WORK REQUIRED – Give back the data below word for word. Any image in it should be left out.

EXTRACTED INFORMATION –
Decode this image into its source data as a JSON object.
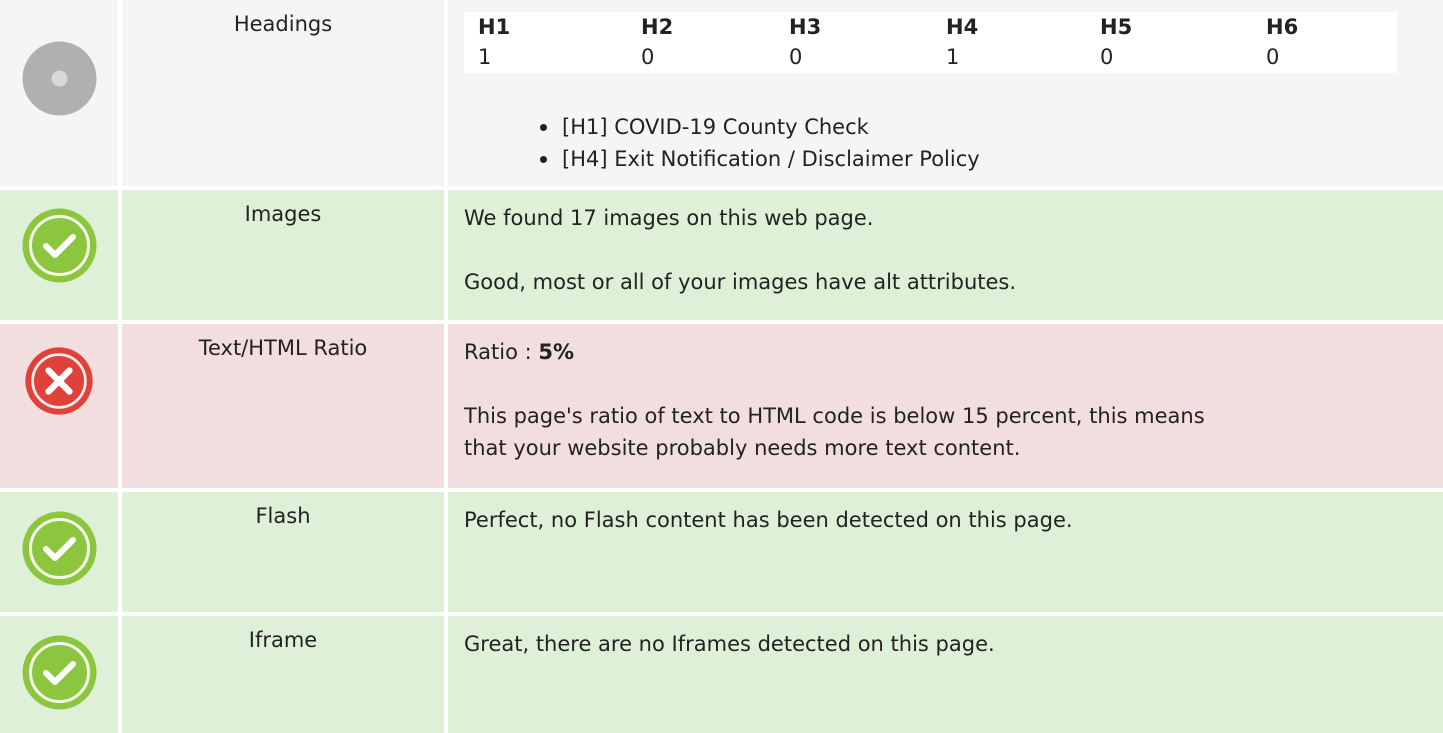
{
  "headings": {
    "label": "Headings",
    "status": "neutral",
    "table": [
      {
        "tag": "H1",
        "count": "1"
      },
      {
        "tag": "H2",
        "count": "0"
      },
      {
        "tag": "H3",
        "count": "0"
      },
      {
        "tag": "H4",
        "count": "1"
      },
      {
        "tag": "H5",
        "count": "0"
      },
      {
        "tag": "H6",
        "count": "0"
      }
    ],
    "list": [
      "[H1] COVID-19 County Check",
      "[H4] Exit Notification / Disclaimer Policy"
    ]
  },
  "images": {
    "label": "Images",
    "status": "pass",
    "line1": "We found 17 images on this web page.",
    "line2": "Good, most or all of your images have alt attributes."
  },
  "text_html_ratio": {
    "label": "Text/HTML Ratio",
    "status": "fail",
    "ratio_prefix": "Ratio : ",
    "ratio_value": "5%",
    "line1": "This page's ratio of text to HTML code is below 15 percent, this means",
    "line2": "that your website probably needs more text content."
  },
  "flash": {
    "label": "Flash",
    "status": "pass",
    "text": "Perfect, no Flash content has been detected on this page."
  },
  "iframe": {
    "label": "Iframe",
    "status": "pass",
    "text": "Great, there are no Iframes detected on this page."
  },
  "colors": {
    "pass_bg": "#dff0d8",
    "fail_bg": "#f2dede",
    "neutral_bg": "#f5f5f5",
    "pass_icon": "#8cc63f",
    "fail_icon": "#e0413a",
    "neutral_icon": "#b0b0b0"
  }
}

EXERCISE RESULT –
Decode this image into its source data as a JSON object.
{
  "headings": {
    "label": "Headings",
    "status": "neutral",
    "table": [
      {
        "tag": "H1",
        "count": "1"
      },
      {
        "tag": "H2",
        "count": "0"
      },
      {
        "tag": "H3",
        "count": "0"
      },
      {
        "tag": "H4",
        "count": "1"
      },
      {
        "tag": "H5",
        "count": "0"
      },
      {
        "tag": "H6",
        "count": "0"
      }
    ],
    "list": [
      "[H1] COVID-19 County Check",
      "[H4] Exit Notification / Disclaimer Policy"
    ]
  },
  "images": {
    "label": "Images",
    "status": "pass",
    "line1": "We found 17 images on this web page.",
    "line2": "Good, most or all of your images have alt attributes."
  },
  "text_html_ratio": {
    "label": "Text/HTML Ratio",
    "status": "fail",
    "ratio_prefix": "Ratio : ",
    "ratio_value": "5%",
    "line1": "This page's ratio of text to HTML code is below 15 percent, this means",
    "line2": "that your website probably needs more text content."
  },
  "flash": {
    "label": "Flash",
    "status": "pass",
    "text": "Perfect, no Flash content has been detected on this page."
  },
  "iframe": {
    "label": "Iframe",
    "status": "pass",
    "text": "Great, there are no Iframes detected on this page."
  },
  "colors": {
    "pass_bg": "#dff0d8",
    "fail_bg": "#f2dede",
    "neutral_bg": "#f5f5f5",
    "pass_icon": "#8cc63f",
    "fail_icon": "#e0413a",
    "neutral_icon": "#b0b0b0"
  }
}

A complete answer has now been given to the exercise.